  10. I’d be fine with that except that I’ve been reporting that the map overlay over the GPS coordinates in my town are about 6 blocks off for over 2 years, so now I’ll never be able to figure out where my phone is.


  11. Only time and contused investing will let it catch Google in mapping. They have a long head start and built their product off data from Nokia (NavTeq) and TomTom (TeleAtlas) among others. Over the years they’ve supplanted all this original licensed data with their own by sending out their camera vehicles.

    IMO, Apple needs a few more jumps in addition to steady progression. Relying on users to help with corrections is not going to build you a superior mapping product, it’s only suitable for maintenance. Buy TeleAtlas from TomTom to start and integrate more of its data. There’s licensed data now, but clearly not enough because my TomTom app seems to have more corrections and details than Apple’s maps. Then you need feet on the ground and a steady expenditure if you want to be competitive. Rumor is that Google spends around 1 billion per years on mapping. I think Apple can get away with less to great effect.

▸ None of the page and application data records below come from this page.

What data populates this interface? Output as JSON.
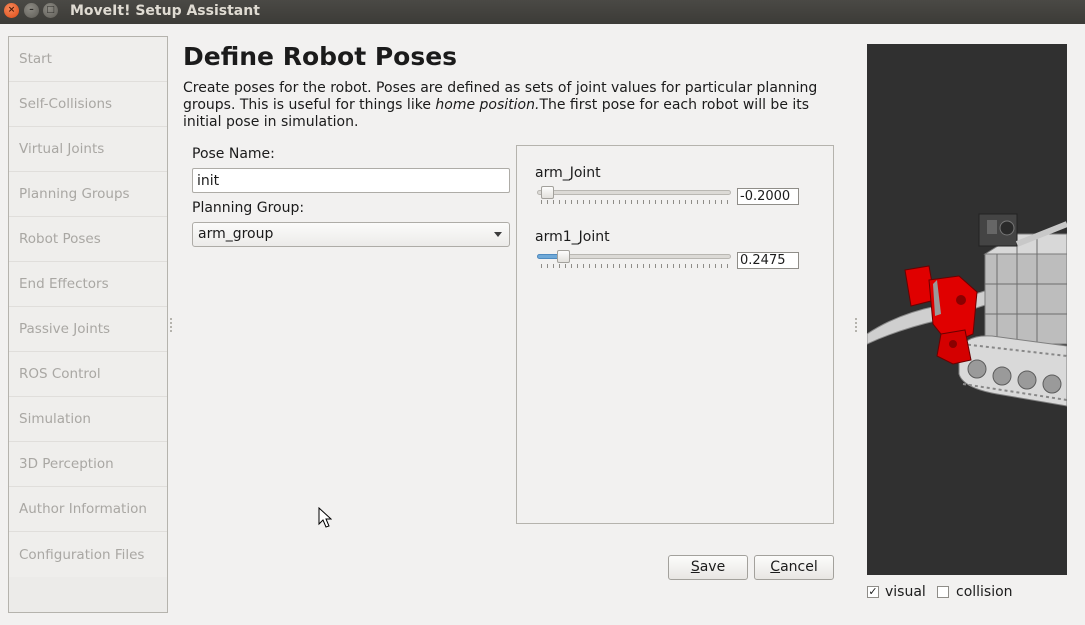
{
  "window": {
    "title": "MoveIt! Setup Assistant"
  },
  "sidebar": {
    "items": [
      {
        "label": "Start"
      },
      {
        "label": "Self-Collisions"
      },
      {
        "label": "Virtual Joints"
      },
      {
        "label": "Planning Groups"
      },
      {
        "label": "Robot Poses"
      },
      {
        "label": "End Effectors"
      },
      {
        "label": "Passive Joints"
      },
      {
        "label": "ROS Control"
      },
      {
        "label": "Simulation"
      },
      {
        "label": "3D Perception"
      },
      {
        "label": "Author Information"
      },
      {
        "label": "Configuration Files"
      }
    ]
  },
  "main": {
    "title": "Define Robot Poses",
    "description_pre": "Create poses for the robot. Poses are defined as sets of joint values for particular planning groups. This is useful for things like ",
    "description_em": "home position.",
    "description_post": "The first pose for each robot will be its initial pose in simulation.",
    "pose_name_label": "Pose Name:",
    "pose_name_value": "init",
    "planning_group_label": "Planning Group:",
    "planning_group_value": "arm_group"
  },
  "joints": [
    {
      "name": "arm_Joint",
      "value": "-0.2000",
      "slider_fraction": 0.02
    },
    {
      "name": "arm1_Joint",
      "value": "0.2475",
      "slider_fraction": 0.11
    }
  ],
  "buttons": {
    "save_first": "S",
    "save_rest": "ave",
    "cancel_first": "C",
    "cancel_rest": "ancel"
  },
  "view_options": {
    "visual_label": "visual",
    "visual_checked": "✓",
    "collision_label": "collision"
  },
  "colors": {
    "viewport_bg": "#303030",
    "robot_highlight": "#e00000",
    "slider_fill": "#6fa9d8"
  }
}
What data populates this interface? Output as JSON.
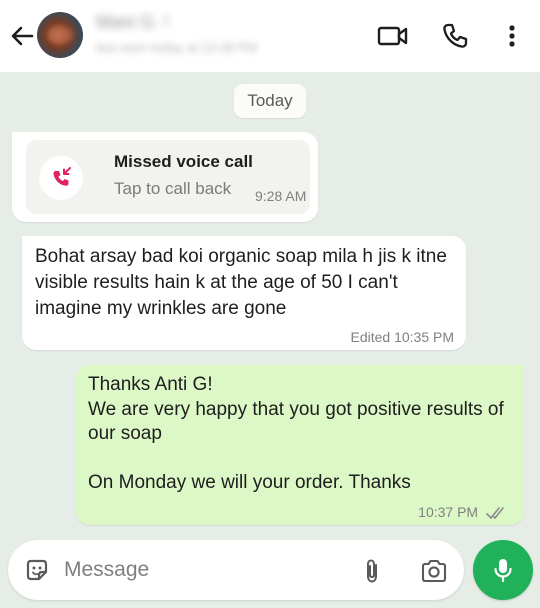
{
  "header": {
    "contact_name": "Mani G. !",
    "contact_status": "last seen today at 10:38 PM",
    "icons": {
      "back": "arrow-left-icon",
      "video": "video-call-icon",
      "call": "phone-icon",
      "menu": "more-vertical-icon"
    }
  },
  "chat": {
    "date_label": "Today",
    "missed_call": {
      "title": "Missed voice call",
      "subtitle": "Tap to call back",
      "time": "9:28 AM",
      "icon": "missed-call-icon",
      "icon_color": "#e0245e"
    },
    "incoming_message": {
      "text": "Bohat arsay bad koi organic soap mila h jis k itne visible results hain k at the age of 50 I can't imagine my wrinkles are gone",
      "meta": "Edited 10:35 PM"
    },
    "outgoing_message": {
      "line1": "Thanks Anti G!",
      "line2": "We are very happy that you got positive results of our soap",
      "line3": "On Monday we will your order. Thanks",
      "time": "10:37 PM",
      "status_icon": "double-check-icon"
    }
  },
  "composer": {
    "placeholder": "Message",
    "icons": {
      "sticker": "sticker-icon",
      "attach": "paperclip-icon",
      "camera": "camera-icon",
      "mic": "microphone-icon"
    },
    "mic_color": "#21b15a"
  },
  "colors": {
    "background": "#e5ede6",
    "outgoing_bubble": "#dcf8c6",
    "incoming_bubble": "#ffffff"
  }
}
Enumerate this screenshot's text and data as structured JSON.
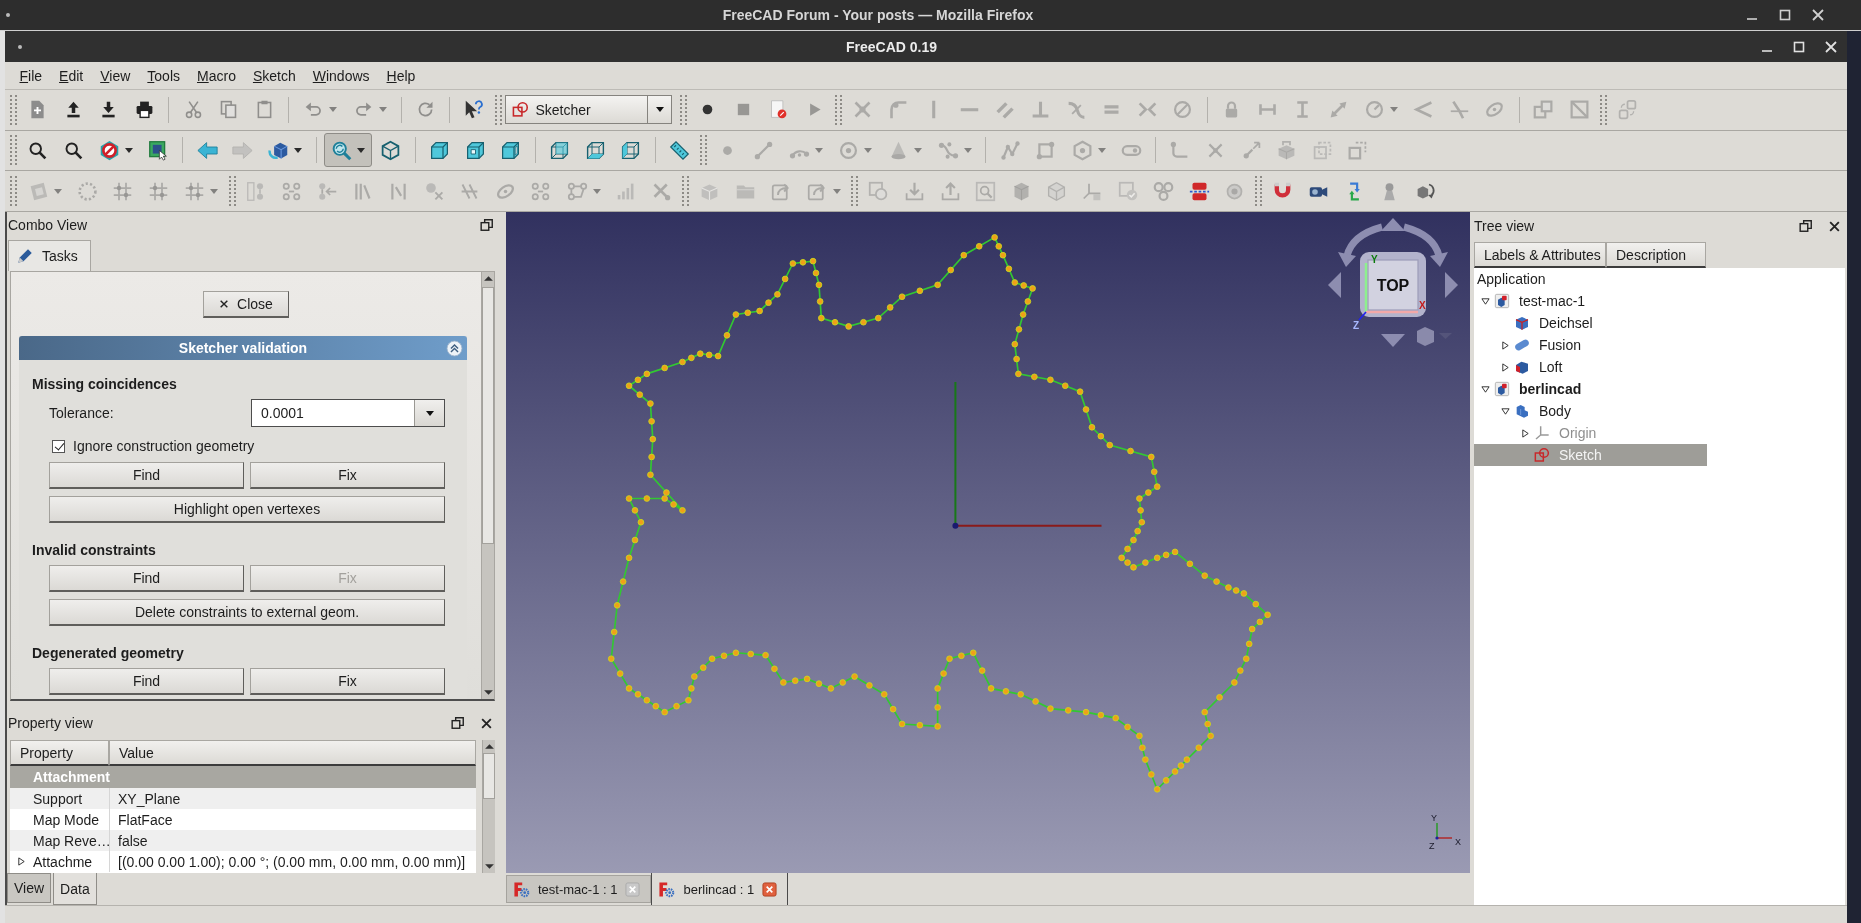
{
  "firefox_window": {
    "title": "FreeCAD Forum - Your posts — Mozilla Firefox"
  },
  "window": {
    "title": "FreeCAD 0.19"
  },
  "menu": [
    "File",
    "Edit",
    "View",
    "Tools",
    "Macro",
    "Sketch",
    "Windows",
    "Help"
  ],
  "toolbars": [
    {
      "items": [
        {
          "kind": "handle"
        },
        {
          "kind": "button",
          "disabled": false,
          "checked": false
        },
        {
          "kind": "button",
          "disabled": false,
          "checked": false
        },
        {
          "kind": "button",
          "disabled": false,
          "checked": false
        },
        {
          "kind": "button",
          "disabled": false,
          "checked": false
        },
        {
          "kind": "separator"
        },
        {
          "kind": "button",
          "disabled": true,
          "checked": false
        },
        {
          "kind": "button",
          "disabled": true,
          "checked": false
        },
        {
          "kind": "button",
          "disabled": true,
          "checked": false
        },
        {
          "kind": "separator"
        },
        {
          "kind": "split",
          "disabled": true,
          "checked": false
        },
        {
          "kind": "split",
          "disabled": true,
          "checked": false
        },
        {
          "kind": "separator"
        },
        {
          "kind": "button",
          "disabled": true,
          "checked": false
        },
        {
          "kind": "separator"
        },
        {
          "kind": "button",
          "disabled": false,
          "checked": false
        },
        {
          "kind": "handle"
        },
        {
          "kind": "combo",
          "value": "Sketcher"
        },
        {
          "kind": "handle"
        },
        {
          "kind": "button",
          "disabled": false,
          "checked": false
        },
        {
          "kind": "button",
          "disabled": true,
          "checked": false
        },
        {
          "kind": "button",
          "disabled": false,
          "checked": false
        },
        {
          "kind": "button",
          "disabled": true,
          "checked": false
        },
        {
          "kind": "handle"
        },
        {
          "kind": "button",
          "disabled": true,
          "checked": false
        },
        {
          "kind": "button",
          "disabled": true,
          "checked": false
        },
        {
          "kind": "button",
          "disabled": true,
          "checked": false
        },
        {
          "kind": "button",
          "disabled": true,
          "checked": false
        },
        {
          "kind": "button",
          "disabled": true,
          "checked": false
        },
        {
          "kind": "button",
          "disabled": true,
          "checked": false
        },
        {
          "kind": "button",
          "disabled": true,
          "checked": false
        },
        {
          "kind": "button",
          "disabled": true,
          "checked": false
        },
        {
          "kind": "button",
          "disabled": true,
          "checked": false
        },
        {
          "kind": "button",
          "disabled": true,
          "checked": false
        },
        {
          "kind": "separator"
        },
        {
          "kind": "button",
          "disabled": true,
          "checked": false
        },
        {
          "kind": "button",
          "disabled": true,
          "checked": false
        },
        {
          "kind": "button",
          "disabled": true,
          "checked": false
        },
        {
          "kind": "button",
          "disabled": true,
          "checked": false
        },
        {
          "kind": "split",
          "disabled": true,
          "checked": false
        },
        {
          "kind": "button",
          "disabled": true,
          "checked": false
        },
        {
          "kind": "button",
          "disabled": true,
          "checked": false
        },
        {
          "kind": "button",
          "disabled": true,
          "checked": false
        },
        {
          "kind": "separator"
        },
        {
          "kind": "button",
          "disabled": true,
          "checked": false
        },
        {
          "kind": "button",
          "disabled": true,
          "checked": false
        },
        {
          "kind": "handle"
        },
        {
          "kind": "button",
          "disabled": true,
          "checked": false
        }
      ]
    },
    {
      "items": [
        {
          "kind": "handle"
        },
        {
          "kind": "button",
          "disabled": false,
          "checked": false
        },
        {
          "kind": "button",
          "disabled": false,
          "checked": false
        },
        {
          "kind": "split",
          "disabled": false,
          "checked": false
        },
        {
          "kind": "button",
          "disabled": false,
          "checked": false
        },
        {
          "kind": "separator"
        },
        {
          "kind": "button",
          "disabled": false,
          "checked": false
        },
        {
          "kind": "button",
          "disabled": true,
          "checked": false
        },
        {
          "kind": "split",
          "disabled": false,
          "checked": false
        },
        {
          "kind": "separator"
        },
        {
          "kind": "split",
          "disabled": false,
          "checked": true
        },
        {
          "kind": "button",
          "disabled": false,
          "checked": false
        },
        {
          "kind": "separator"
        },
        {
          "kind": "button",
          "disabled": false,
          "checked": false
        },
        {
          "kind": "button",
          "disabled": false,
          "checked": false
        },
        {
          "kind": "button",
          "disabled": false,
          "checked": false
        },
        {
          "kind": "separator"
        },
        {
          "kind": "button",
          "disabled": false,
          "checked": false
        },
        {
          "kind": "button",
          "disabled": false,
          "checked": false
        },
        {
          "kind": "button",
          "disabled": false,
          "checked": false
        },
        {
          "kind": "separator"
        },
        {
          "kind": "button",
          "disabled": false,
          "checked": false
        },
        {
          "kind": "handle"
        },
        {
          "kind": "button",
          "disabled": true,
          "checked": false
        },
        {
          "kind": "button",
          "disabled": true,
          "checked": false
        },
        {
          "kind": "split",
          "disabled": true,
          "checked": false
        },
        {
          "kind": "split",
          "disabled": true,
          "checked": false
        },
        {
          "kind": "split",
          "disabled": true,
          "checked": false
        },
        {
          "kind": "split",
          "disabled": true,
          "checked": false
        },
        {
          "kind": "separator"
        },
        {
          "kind": "button",
          "disabled": true,
          "checked": false
        },
        {
          "kind": "button",
          "disabled": true,
          "checked": false
        },
        {
          "kind": "split",
          "disabled": true,
          "checked": false
        },
        {
          "kind": "button",
          "disabled": true,
          "checked": false
        },
        {
          "kind": "separator"
        },
        {
          "kind": "button",
          "disabled": true,
          "checked": false
        },
        {
          "kind": "button",
          "disabled": true,
          "checked": false
        },
        {
          "kind": "button",
          "disabled": true,
          "checked": false
        },
        {
          "kind": "button",
          "disabled": true,
          "checked": false
        },
        {
          "kind": "button",
          "disabled": true,
          "checked": false
        },
        {
          "kind": "button",
          "disabled": true,
          "checked": false
        }
      ]
    },
    {
      "items": [
        {
          "kind": "handle"
        },
        {
          "kind": "split",
          "disabled": true,
          "checked": false
        },
        {
          "kind": "button",
          "disabled": true,
          "checked": false
        },
        {
          "kind": "button",
          "disabled": true,
          "checked": false
        },
        {
          "kind": "button",
          "disabled": true,
          "checked": false
        },
        {
          "kind": "split",
          "disabled": true,
          "checked": false
        },
        {
          "kind": "handle"
        },
        {
          "kind": "button",
          "disabled": true,
          "checked": false
        },
        {
          "kind": "button",
          "disabled": true,
          "checked": false
        },
        {
          "kind": "button",
          "disabled": true,
          "checked": false
        },
        {
          "kind": "button",
          "disabled": true,
          "checked": false
        },
        {
          "kind": "button",
          "disabled": true,
          "checked": false
        },
        {
          "kind": "button",
          "disabled": true,
          "checked": false
        },
        {
          "kind": "button",
          "disabled": true,
          "checked": false
        },
        {
          "kind": "button",
          "disabled": true,
          "checked": false
        },
        {
          "kind": "button",
          "disabled": true,
          "checked": false
        },
        {
          "kind": "split",
          "disabled": true,
          "checked": false
        },
        {
          "kind": "button",
          "disabled": true,
          "checked": false
        },
        {
          "kind": "button",
          "disabled": true,
          "checked": false
        },
        {
          "kind": "handle"
        },
        {
          "kind": "button",
          "disabled": true,
          "checked": false
        },
        {
          "kind": "button",
          "disabled": true,
          "checked": false
        },
        {
          "kind": "button",
          "disabled": true,
          "checked": false
        },
        {
          "kind": "split",
          "disabled": true,
          "checked": false
        },
        {
          "kind": "handle"
        },
        {
          "kind": "button",
          "disabled": true,
          "checked": false
        },
        {
          "kind": "button",
          "disabled": true,
          "checked": false
        },
        {
          "kind": "button",
          "disabled": true,
          "checked": false
        },
        {
          "kind": "button",
          "disabled": true,
          "checked": false
        },
        {
          "kind": "button",
          "disabled": true,
          "checked": false
        },
        {
          "kind": "button",
          "disabled": true,
          "checked": false
        },
        {
          "kind": "button",
          "disabled": true,
          "checked": false
        },
        {
          "kind": "button",
          "disabled": true,
          "checked": false
        },
        {
          "kind": "button",
          "disabled": true,
          "checked": false
        },
        {
          "kind": "button",
          "disabled": false,
          "checked": false
        },
        {
          "kind": "button",
          "disabled": true,
          "checked": false
        },
        {
          "kind": "handle"
        },
        {
          "kind": "button",
          "disabled": false,
          "checked": false
        },
        {
          "kind": "button",
          "disabled": false,
          "checked": false
        },
        {
          "kind": "button",
          "disabled": false,
          "checked": false
        },
        {
          "kind": "button",
          "disabled": false,
          "checked": false
        },
        {
          "kind": "button",
          "disabled": false,
          "checked": false
        }
      ]
    }
  ],
  "combo_view": {
    "title": "Combo View",
    "tabs": [
      {
        "label": "Tasks",
        "selected": true
      }
    ],
    "close_button": "Close",
    "task_box": {
      "title": "Sketcher validation",
      "expanded": true,
      "sections": [
        {
          "title": "Missing coincidences",
          "items": [
            {
              "kind": "field",
              "label": "Tolerance:",
              "value": "0.0001"
            },
            {
              "kind": "checkbox",
              "label": "Ignore construction geometry",
              "checked": true
            },
            {
              "kind": "pair",
              "buttons": [
                {
                  "label": "Find",
                  "disabled": false
                },
                {
                  "label": "Fix",
                  "disabled": false
                }
              ]
            },
            {
              "kind": "button",
              "label": "Highlight open vertexes",
              "disabled": false
            }
          ]
        },
        {
          "title": "Invalid constraints",
          "items": [
            {
              "kind": "pair",
              "buttons": [
                {
                  "label": "Find",
                  "disabled": false
                },
                {
                  "label": "Fix",
                  "disabled": true
                }
              ]
            },
            {
              "kind": "button",
              "label": "Delete constraints to external geom.",
              "disabled": false
            }
          ]
        },
        {
          "title": "Degenerated geometry",
          "items": [
            {
              "kind": "pair",
              "buttons": [
                {
                  "label": "Find",
                  "disabled": false
                },
                {
                  "label": "Fix",
                  "disabled": false
                }
              ]
            }
          ]
        }
      ]
    }
  },
  "property_view": {
    "title": "Property view",
    "columns": [
      "Property",
      "Value"
    ],
    "groups": [
      {
        "name": "Attachment",
        "rows": [
          {
            "property": "Support",
            "value": "XY_Plane"
          },
          {
            "property": "Map Mode",
            "value": "FlatFace"
          },
          {
            "property": "Map Reve…",
            "value": "false"
          },
          {
            "property": "Attachme",
            "value": "[(0.00 0.00 1.00); 0.00 °; (0.00 mm, 0.00 mm, 0.00 mm)]",
            "expanded": false
          }
        ]
      }
    ],
    "tabs": [
      {
        "label": "View",
        "selected": false
      },
      {
        "label": "Data",
        "selected": true
      }
    ]
  },
  "viewport": {
    "navigation_cube": {
      "face": "TOP",
      "axis_labels": [
        "Y",
        "X",
        "Z"
      ]
    },
    "axis_triad": [
      "Y",
      "Z",
      "X"
    ],
    "tabs": [
      {
        "label": "test-mac-1 : 1",
        "selected": false
      },
      {
        "label": "berlincad : 1",
        "selected": true
      }
    ]
  },
  "tree_view": {
    "title": "Tree view",
    "columns": [
      "Labels & Attributes",
      "Description"
    ],
    "root": "Application",
    "items": [
      {
        "label": "test-mac-1",
        "kind": "document",
        "selected": false,
        "hidden": false,
        "active": false,
        "expanded": true,
        "children": [
          {
            "label": "Deichsel",
            "kind": "part",
            "selected": false,
            "hidden": false,
            "active": false
          },
          {
            "label": "Fusion",
            "kind": "fusion",
            "selected": false,
            "hidden": false,
            "active": false,
            "expanded": false
          },
          {
            "label": "Loft",
            "kind": "loft",
            "selected": false,
            "hidden": false,
            "active": false,
            "expanded": false
          }
        ]
      },
      {
        "label": "berlincad",
        "kind": "document",
        "selected": false,
        "hidden": false,
        "active": true,
        "expanded": true,
        "children": [
          {
            "label": "Body",
            "kind": "body",
            "selected": false,
            "hidden": false,
            "active": false,
            "expanded": true,
            "children": [
              {
                "label": "Origin",
                "kind": "origin",
                "selected": false,
                "hidden": true,
                "active": false,
                "expanded": false
              },
              {
                "label": "Sketch",
                "kind": "sketch",
                "selected": true,
                "hidden": false,
                "active": false
              }
            ]
          }
        ]
      }
    ]
  }
}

    • Further: TomTom’s navigation is years (and years) ahead of anything from Google. Using online/data services for navigation is OK if you don’t want to bloat your phone with an app, but it’s a poor replacement for the dedicated TomTom app. Apple Maps and Google maps don’t hold a candle to it.

      So perhaps instead of buying TeleAtlas, Apple should just pick up TomTom completely, then they’d also have all their routing code to work with along with the backend system that already pulls realtime and update data from other TomTom products.


  12. I find all the whiners here complaining about Apple Maps in Canada (mainly just one whiner) I call total BS on.

    I use Apple Maps exclusively, and have dumped Google Maps, and have had zero issues or errors. Whilst I agree the POI data is still lacking, after every report I submit to Apple, the next day it’s up to date and correct!

    You people bashing Apple Maps just need to get off the media bandwagon they started rolling down a hill when it launched; it came to a stop a long time ago. There is nothing wrong with Apple Maps for the most part, and has become a stable, viable alternative to Google Maps in most parts of the world. Case in point, while I was in Macau, China last year, the friend that took me and my wife on a tour got lost because of Google Maps on his Scamdung device, and out comes Apple Maps and saves the day.


    • herb02135go says:

      “For the most part”? Really?
      Maps and clocks are two things were accruals is the name of the game.

      Apple forcing Maps was the reason I didn’t upgrade my IOS and eventually switched to the Samsung Galaxy series.

      Apple just doesn’t get it (right).


  13. I’ve tried to use Apple maps. I’ve searched for addresses, specifying the city, state, and zip code, and Apple maps has returned a result three states away. That’s not a data error. That’s an error in the programming, and a pretty simple one to fix. If the user specifies a zip code, only return results in that zip code. If the user specifies an address in FL, do not send them to Louisiana.


  14. fjpoblam says:

    I would gladly use Apple Maps but for the fact that it fails to give superior close-ups in our city. Thing of it is, though, Bing maps are better. Google is consistently out of date. Like, by at least two years…


  15. luv2rip says:

    All in all, We love Apple Maps, but Apple has to get on its are, and make corrections, change stupid business partners (like Yelp [pathetic]) , and encourage businesses to update their own info for some iTunes points system as motivation


  16. “IF” Apple Maps are to be a reliable alternative to the competition, they (apple) should offer $0.05 in App Store credit to every error that is corrected by the users. Maybe there should be a section in the maps to have the millions of users be the paid map makers. I’m not sure how this would work or if they would go for it, but I think it’s worth the investment. I’m pretty sure the “pennies” invested will yield a vastly superior app for all of us.